What you have to do: Every record below must come back exactly as given.

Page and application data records
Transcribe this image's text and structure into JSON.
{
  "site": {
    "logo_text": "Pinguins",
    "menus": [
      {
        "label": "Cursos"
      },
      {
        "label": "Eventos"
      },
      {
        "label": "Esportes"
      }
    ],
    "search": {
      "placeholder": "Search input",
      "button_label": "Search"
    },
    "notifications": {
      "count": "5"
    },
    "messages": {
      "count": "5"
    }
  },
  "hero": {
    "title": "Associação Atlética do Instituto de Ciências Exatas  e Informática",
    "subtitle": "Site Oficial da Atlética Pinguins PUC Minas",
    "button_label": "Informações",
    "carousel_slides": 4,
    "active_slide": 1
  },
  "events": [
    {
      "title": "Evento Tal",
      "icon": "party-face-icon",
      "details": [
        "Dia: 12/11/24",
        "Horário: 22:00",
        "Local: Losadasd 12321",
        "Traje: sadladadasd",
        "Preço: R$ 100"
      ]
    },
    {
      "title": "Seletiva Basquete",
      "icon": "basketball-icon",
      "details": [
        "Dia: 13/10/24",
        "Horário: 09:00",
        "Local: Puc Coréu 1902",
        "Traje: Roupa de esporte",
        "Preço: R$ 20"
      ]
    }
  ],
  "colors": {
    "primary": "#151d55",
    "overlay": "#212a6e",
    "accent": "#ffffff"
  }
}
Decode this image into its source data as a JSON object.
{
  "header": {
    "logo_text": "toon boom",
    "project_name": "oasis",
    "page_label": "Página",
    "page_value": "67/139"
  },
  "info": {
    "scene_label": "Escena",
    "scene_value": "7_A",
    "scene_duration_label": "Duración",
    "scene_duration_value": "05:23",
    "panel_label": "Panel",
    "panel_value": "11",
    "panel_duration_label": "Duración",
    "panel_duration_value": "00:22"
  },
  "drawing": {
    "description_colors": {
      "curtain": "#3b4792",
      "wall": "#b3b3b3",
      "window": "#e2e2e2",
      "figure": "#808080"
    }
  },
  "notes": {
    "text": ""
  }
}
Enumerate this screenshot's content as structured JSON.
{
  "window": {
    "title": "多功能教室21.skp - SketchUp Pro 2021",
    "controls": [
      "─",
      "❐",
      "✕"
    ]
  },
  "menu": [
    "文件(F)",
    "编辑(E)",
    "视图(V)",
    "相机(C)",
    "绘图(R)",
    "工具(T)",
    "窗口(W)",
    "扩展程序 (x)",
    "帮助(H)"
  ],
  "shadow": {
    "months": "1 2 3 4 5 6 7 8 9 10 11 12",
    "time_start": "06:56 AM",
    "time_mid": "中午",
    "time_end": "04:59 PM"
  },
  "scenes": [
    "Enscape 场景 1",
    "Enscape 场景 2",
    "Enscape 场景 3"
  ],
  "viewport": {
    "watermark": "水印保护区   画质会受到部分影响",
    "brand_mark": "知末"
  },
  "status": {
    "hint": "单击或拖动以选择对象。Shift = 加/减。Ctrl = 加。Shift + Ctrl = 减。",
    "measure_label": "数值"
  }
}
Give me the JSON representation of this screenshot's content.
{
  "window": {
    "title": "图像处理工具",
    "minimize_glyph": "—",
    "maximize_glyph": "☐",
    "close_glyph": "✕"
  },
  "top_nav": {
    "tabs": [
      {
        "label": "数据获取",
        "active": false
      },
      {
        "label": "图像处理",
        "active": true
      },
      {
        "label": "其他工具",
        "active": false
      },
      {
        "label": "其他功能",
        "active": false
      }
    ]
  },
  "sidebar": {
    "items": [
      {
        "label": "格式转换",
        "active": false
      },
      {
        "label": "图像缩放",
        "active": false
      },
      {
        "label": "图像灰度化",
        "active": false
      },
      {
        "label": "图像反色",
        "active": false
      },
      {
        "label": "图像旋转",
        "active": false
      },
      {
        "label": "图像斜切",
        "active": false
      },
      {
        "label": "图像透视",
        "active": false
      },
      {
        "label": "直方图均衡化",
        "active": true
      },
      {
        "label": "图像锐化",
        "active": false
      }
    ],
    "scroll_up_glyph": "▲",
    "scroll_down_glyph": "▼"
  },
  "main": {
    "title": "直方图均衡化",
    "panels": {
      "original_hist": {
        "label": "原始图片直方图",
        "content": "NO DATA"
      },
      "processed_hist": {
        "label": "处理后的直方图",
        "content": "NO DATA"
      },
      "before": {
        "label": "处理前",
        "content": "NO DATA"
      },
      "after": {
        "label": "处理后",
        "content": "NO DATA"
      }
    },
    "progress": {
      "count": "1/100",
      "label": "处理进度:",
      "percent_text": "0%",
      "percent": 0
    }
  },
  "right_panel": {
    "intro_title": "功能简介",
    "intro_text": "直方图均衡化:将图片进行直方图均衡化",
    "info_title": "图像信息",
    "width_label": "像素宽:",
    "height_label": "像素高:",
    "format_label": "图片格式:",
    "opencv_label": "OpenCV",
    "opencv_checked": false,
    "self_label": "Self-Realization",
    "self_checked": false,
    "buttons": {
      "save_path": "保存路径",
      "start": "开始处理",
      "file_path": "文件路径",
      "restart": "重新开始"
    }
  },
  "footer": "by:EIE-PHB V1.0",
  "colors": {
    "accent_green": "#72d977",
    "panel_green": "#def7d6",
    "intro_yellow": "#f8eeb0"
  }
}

Finished exercise:
Transcribe this image's text and structure into JSON.
{
  "site": {
    "logo_text": "Pinguins",
    "menus": [
      {
        "label": "Cursos"
      },
      {
        "label": "Eventos"
      },
      {
        "label": "Esportes"
      }
    ],
    "search": {
      "placeholder": "Search input",
      "button_label": "Search"
    },
    "notifications": {
      "count": "5"
    },
    "messages": {
      "count": "5"
    }
  },
  "hero": {
    "title": "Associação Atlética do Instituto de Ciências Exatas  e Informática",
    "subtitle": "Site Oficial da Atlética Pinguins PUC Minas",
    "button_label": "Informações",
    "carousel_slides": 4,
    "active_slide": 1
  },
  "events": [
    {
      "title": "Evento Tal",
      "icon": "party-face-icon",
      "details": [
        "Dia: 12/11/24",
        "Horário: 22:00",
        "Local: Losadasd 12321",
        "Traje: sadladadasd",
        "Preço: R$ 100"
      ]
    },
    {
      "title": "Seletiva Basquete",
      "icon": "basketball-icon",
      "details": [
        "Dia: 13/10/24",
        "Horário: 09:00",
        "Local: Puc Coréu 1902",
        "Traje: Roupa de esporte",
        "Preço: R$ 20"
      ]
    }
  ],
  "colors": {
    "primary": "#151d55",
    "overlay": "#212a6e",
    "accent": "#ffffff"
  }
}
Decode this image into its source data as a JSON object.
{
  "header": {
    "logo_text": "toon boom",
    "project_name": "oasis",
    "page_label": "Página",
    "page_value": "67/139"
  },
  "info": {
    "scene_label": "Escena",
    "scene_value": "7_A",
    "scene_duration_label": "Duración",
    "scene_duration_value": "05:23",
    "panel_label": "Panel",
    "panel_value": "11",
    "panel_duration_label": "Duración",
    "panel_duration_value": "00:22"
  },
  "drawing": {
    "description_colors": {
      "curtain": "#3b4792",
      "wall": "#b3b3b3",
      "window": "#e2e2e2",
      "figure": "#808080"
    }
  },
  "notes": {
    "text": ""
  }
}
Enumerate this screenshot's content as structured JSON.
{
  "window": {
    "title": "多功能教室21.skp - SketchUp Pro 2021",
    "controls": [
      "─",
      "❐",
      "✕"
    ]
  },
  "menu": [
    "文件(F)",
    "编辑(E)",
    "视图(V)",
    "相机(C)",
    "绘图(R)",
    "工具(T)",
    "窗口(W)",
    "扩展程序 (x)",
    "帮助(H)"
  ],
  "shadow": {
    "months": "1 2 3 4 5 6 7 8 9 10 11 12",
    "time_start": "06:56 AM",
    "time_mid": "中午",
    "time_end": "04:59 PM"
  },
  "scenes": [
    "Enscape 场景 1",
    "Enscape 场景 2",
    "Enscape 场景 3"
  ],
  "viewport": {
    "watermark": "水印保护区   画质会受到部分影响",
    "brand_mark": "知末"
  },
  "status": {
    "hint": "单击或拖动以选择对象。Shift = 加/减。Ctrl = 加。Shift + Ctrl = 减。",
    "measure_label": "数值"
  }
}
Give me the JSON representation of this screenshot's content.
{
  "window": {
    "title": "图像处理工具",
    "minimize_glyph": "—",
    "maximize_glyph": "☐",
    "close_glyph": "✕"
  },
  "top_nav": {
    "tabs": [
      {
        "label": "数据获取",
        "active": false
      },
      {
        "label": "图像处理",
        "active": true
      },
      {
        "label": "其他工具",
        "active": false
      },
      {
        "label": "其他功能",
        "active": false
      }
    ]
  },
  "sidebar": {
    "items": [
      {
        "label": "格式转换",
        "active": false
      },
      {
        "label": "图像缩放",
        "active": false
      },
      {
        "label": "图像灰度化",
        "active": false
      },
      {
        "label": "图像反色",
        "active": false
      },
      {
        "label": "图像旋转",
        "active": false
      },
      {
        "label": "图像斜切",
        "active": false
      },
      {
        "label": "图像透视",
        "active": false
      },
      {
        "label": "直方图均衡化",
        "active": true
      },
      {
        "label": "图像锐化",
        "active": false
      }
    ],
    "scroll_up_glyph": "▲",
    "scroll_down_glyph": "▼"
  },
  "main": {
    "title": "直方图均衡化",
    "panels": {
      "original_hist": {
        "label": "原始图片直方图",
        "content": "NO DATA"
      },
      "processed_hist": {
        "label": "处理后的直方图",
        "content": "NO DATA"
      },
      "before": {
        "label": "处理前",
        "content": "NO DATA"
      },
      "after": {
        "label": "处理后",
        "content": "NO DATA"
      }
    },
    "progress": {
      "count": "1/100",
      "label": "处理进度:",
      "percent_text": "0%",
      "percent": 0
    }
  },
  "right_panel": {
    "intro_title": "功能简介",
    "intro_text": "直方图均衡化:将图片进行直方图均衡化",
    "info_title": "图像信息",
    "width_label": "像素宽:",
    "height_label": "像素高:",
    "format_label": "图片格式:",
    "opencv_label": "OpenCV",
    "opencv_checked": false,
    "self_label": "Self-Realization",
    "self_checked": false,
    "buttons": {
      "save_path": "保存路径",
      "start": "开始处理",
      "file_path": "文件路径",
      "restart": "重新开始"
    }
  },
  "footer": "by:EIE-PHB V1.0",
  "colors": {
    "accent_green": "#72d977",
    "panel_green": "#def7d6",
    "intro_yellow": "#f8eeb0"
  }
}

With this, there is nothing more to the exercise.